Saturday, May 15, 2010

Book Notice: Lawrence, Bonhoeffer

Bonhoeffer:: A Guide for the Perplexed (Guides for the Perplexed)Joel Lawrence
New York, London: T & T Clark, 2010

Truth be told, Joel Lawrence is one of my best friends. He and his wife Myndi have been significant partners with Karla and I for a decade now. Joel and I both graduated from Dallas Seminary [although we only became acquainted at the very end of our ThM years] and we both worked on an MPhil and PhD at Cambridge at the very same time [2001-2005/6].  Joel and I once lived in a single room together for two months will attending a Goehte Institute course in Prien am Chimsee in southeastern Germany. So I can hardly be seen as an objective reader of his new book on Bonhoeffer. Nevertheless, I can promise that the book is a result of an intensive study over the last ten years beginning in his Masters work in Cambridge. Joel did his thesis on Bonhoeffer. I can remember many times discussing Bonhoeffer over a beer and a pipe in some pub in Cambridge.

There is a resurgence of late in interest in Bonhoeffer. One can point, for example, to the very recent biography Bonhoeffer: Pastor, Martyr, Prophet, Spy published by Eric Metazas. Joel's book on Bonhoeffer provides a useful introduction to his thought. The book is both accessible and brief. But its brevity and accessibility should not be confused for elementary or unsophisticated; Joel's work is a serious engagement with the challenges of interpreting Bonhoeffer. Because Bonhoeffer remains in many ways an enigma given that both this life and theological work were cut short by his death at the hands of the Nazis, his theological outlook can be difficult to ascertain. What's more, as Joel puts it,
Because of the nature of his theology and the fact that he died young before he had the opportunity to answer the questions he raised, one can make Bonhoeffer say just about anything one wants (9).
Joel attempts to assist an interested reader of Bonhoeffer in sorting out his thought by rooting in his historical and theological context and by integrating the various  strands of Bonhoeffer's thought. Joel identifies three fundamental themes of Bonhoeffer's work: Christ, the Church and the world. Joel uses these to assist the reader in keeping the "big picture" as they work with a particular portion of Bonhoeffer's writings. Working from back to front historically, Joel shows in the chapters of his book that the questions Bonhoeffer raised in his letters from prison were the outgrowth of his earlier seeds of thought. Joel is adamant that one must read Bonhoeffer's work comprehensively always taking into account the corpus of his ideas. He cautions readers of Bonhoeffer to appreciate the unfinished nature of Bonhoeffer's thought espeically in his prision letters. He admonishes readers to avoid  ripping sound bites out of his writings to prop up one's particular pet theological idea. Joel says, "There can be no 'cheap' readinds of Bonhoeffer, only 'costly' readings" (112).

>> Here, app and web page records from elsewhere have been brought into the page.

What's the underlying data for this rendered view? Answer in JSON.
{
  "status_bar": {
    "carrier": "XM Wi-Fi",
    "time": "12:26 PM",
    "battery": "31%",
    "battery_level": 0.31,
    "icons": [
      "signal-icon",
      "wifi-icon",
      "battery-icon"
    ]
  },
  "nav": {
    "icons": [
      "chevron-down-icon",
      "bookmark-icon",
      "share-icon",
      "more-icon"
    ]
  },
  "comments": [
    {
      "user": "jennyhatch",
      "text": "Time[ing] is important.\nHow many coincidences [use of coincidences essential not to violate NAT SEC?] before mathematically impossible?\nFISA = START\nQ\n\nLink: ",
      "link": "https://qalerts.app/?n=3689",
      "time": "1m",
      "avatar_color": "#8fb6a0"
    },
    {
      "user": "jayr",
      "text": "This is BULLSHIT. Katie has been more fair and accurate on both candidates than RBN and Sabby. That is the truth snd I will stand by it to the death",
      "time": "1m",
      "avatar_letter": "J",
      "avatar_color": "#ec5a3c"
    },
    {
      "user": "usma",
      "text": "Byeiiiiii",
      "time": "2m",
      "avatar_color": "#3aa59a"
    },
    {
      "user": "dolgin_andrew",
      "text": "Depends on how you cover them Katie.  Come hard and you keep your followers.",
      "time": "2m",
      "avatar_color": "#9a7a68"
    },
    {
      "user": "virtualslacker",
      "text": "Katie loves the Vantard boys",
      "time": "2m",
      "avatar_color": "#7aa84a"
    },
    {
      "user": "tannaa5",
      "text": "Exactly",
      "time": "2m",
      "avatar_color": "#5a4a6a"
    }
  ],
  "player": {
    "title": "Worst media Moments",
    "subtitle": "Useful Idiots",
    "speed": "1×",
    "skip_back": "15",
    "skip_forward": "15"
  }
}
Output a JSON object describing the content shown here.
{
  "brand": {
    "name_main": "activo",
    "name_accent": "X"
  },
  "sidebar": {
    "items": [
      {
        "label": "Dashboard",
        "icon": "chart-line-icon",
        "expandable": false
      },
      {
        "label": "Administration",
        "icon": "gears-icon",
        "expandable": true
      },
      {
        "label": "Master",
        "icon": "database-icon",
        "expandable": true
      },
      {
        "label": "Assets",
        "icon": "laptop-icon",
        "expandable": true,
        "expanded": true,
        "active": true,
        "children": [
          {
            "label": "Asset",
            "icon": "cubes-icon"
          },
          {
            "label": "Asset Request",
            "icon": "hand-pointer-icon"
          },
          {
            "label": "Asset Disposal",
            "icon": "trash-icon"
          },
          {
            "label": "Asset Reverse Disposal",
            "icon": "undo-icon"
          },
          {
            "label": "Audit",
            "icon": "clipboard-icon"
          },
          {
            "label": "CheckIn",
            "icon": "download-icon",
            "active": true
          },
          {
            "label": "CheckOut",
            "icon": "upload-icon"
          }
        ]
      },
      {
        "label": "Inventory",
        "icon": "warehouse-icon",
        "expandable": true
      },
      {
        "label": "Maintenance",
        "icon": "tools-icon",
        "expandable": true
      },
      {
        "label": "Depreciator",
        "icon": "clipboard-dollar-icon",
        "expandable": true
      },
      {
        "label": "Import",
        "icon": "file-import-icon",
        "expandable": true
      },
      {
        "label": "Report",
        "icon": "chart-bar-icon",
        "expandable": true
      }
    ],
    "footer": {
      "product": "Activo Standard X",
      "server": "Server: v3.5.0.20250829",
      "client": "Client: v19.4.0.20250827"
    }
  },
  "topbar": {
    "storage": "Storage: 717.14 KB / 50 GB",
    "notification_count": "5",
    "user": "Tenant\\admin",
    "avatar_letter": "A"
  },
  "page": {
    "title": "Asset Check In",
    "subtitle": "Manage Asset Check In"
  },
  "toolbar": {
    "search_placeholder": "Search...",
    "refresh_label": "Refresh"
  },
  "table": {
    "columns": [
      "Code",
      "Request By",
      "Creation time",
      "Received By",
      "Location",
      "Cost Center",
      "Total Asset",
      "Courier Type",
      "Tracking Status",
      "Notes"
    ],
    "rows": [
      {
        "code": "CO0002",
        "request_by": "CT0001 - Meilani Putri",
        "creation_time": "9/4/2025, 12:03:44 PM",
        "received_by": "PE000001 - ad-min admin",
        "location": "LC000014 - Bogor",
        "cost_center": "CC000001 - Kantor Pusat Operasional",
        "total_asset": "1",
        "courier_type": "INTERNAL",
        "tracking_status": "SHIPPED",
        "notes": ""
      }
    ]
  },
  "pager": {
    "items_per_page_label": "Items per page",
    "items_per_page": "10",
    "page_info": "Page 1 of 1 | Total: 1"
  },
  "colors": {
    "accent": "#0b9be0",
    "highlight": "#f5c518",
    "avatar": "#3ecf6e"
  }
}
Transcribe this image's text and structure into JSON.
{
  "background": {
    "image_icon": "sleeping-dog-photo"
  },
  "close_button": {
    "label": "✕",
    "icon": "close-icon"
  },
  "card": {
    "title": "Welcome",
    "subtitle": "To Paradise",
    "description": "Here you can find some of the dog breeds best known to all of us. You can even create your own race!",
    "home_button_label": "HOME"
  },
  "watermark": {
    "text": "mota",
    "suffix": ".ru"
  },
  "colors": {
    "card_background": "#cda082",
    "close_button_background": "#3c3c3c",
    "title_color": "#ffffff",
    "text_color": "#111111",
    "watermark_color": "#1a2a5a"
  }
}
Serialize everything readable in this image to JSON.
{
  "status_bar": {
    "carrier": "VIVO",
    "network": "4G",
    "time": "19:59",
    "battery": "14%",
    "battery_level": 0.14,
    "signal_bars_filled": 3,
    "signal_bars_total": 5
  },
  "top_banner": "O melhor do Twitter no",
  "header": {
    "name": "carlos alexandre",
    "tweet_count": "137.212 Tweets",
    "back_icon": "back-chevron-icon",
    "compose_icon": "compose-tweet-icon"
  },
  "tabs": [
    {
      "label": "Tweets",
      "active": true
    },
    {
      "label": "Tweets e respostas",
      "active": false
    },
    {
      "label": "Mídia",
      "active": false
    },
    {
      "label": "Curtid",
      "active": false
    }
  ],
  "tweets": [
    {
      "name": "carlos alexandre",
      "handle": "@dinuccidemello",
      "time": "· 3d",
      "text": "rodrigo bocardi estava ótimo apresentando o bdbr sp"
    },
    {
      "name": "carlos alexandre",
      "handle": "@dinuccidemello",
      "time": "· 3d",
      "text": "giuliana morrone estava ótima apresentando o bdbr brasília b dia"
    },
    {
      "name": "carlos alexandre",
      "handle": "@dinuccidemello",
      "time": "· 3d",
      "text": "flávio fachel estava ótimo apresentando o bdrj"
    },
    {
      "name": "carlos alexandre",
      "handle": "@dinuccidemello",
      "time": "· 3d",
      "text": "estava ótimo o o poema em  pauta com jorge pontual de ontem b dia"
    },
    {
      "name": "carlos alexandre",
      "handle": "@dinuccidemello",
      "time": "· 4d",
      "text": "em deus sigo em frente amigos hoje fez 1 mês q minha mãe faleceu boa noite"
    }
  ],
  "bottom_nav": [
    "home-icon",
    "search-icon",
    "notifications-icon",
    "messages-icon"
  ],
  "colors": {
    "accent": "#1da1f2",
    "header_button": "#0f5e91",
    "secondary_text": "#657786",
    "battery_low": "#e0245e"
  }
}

Joel concludes the book with a chapter on the continued significance of Bonhoeffer for the 21st century suggesting that Bonhoeffer has a prophetic voice to us through the themes of Christian worldiness, the suffering of God and religionless Christianity.

1 comment:

Geoff Arnold said...

Thank you for this book notice, Joel. My interest in Bonhoeffer as increased more and more these past two years with a Luther class, Bonhoeffer readings, and a lot of engagement with Moltmann. It will be interesting to read, especially with the quote you cited. I've often felt that many I've spoken to 'love Bonhoeffer', but few actually have read him (while fewer have read only "Discipleship..."). I plan to continue reading his works this summer; this should be an interesting addition.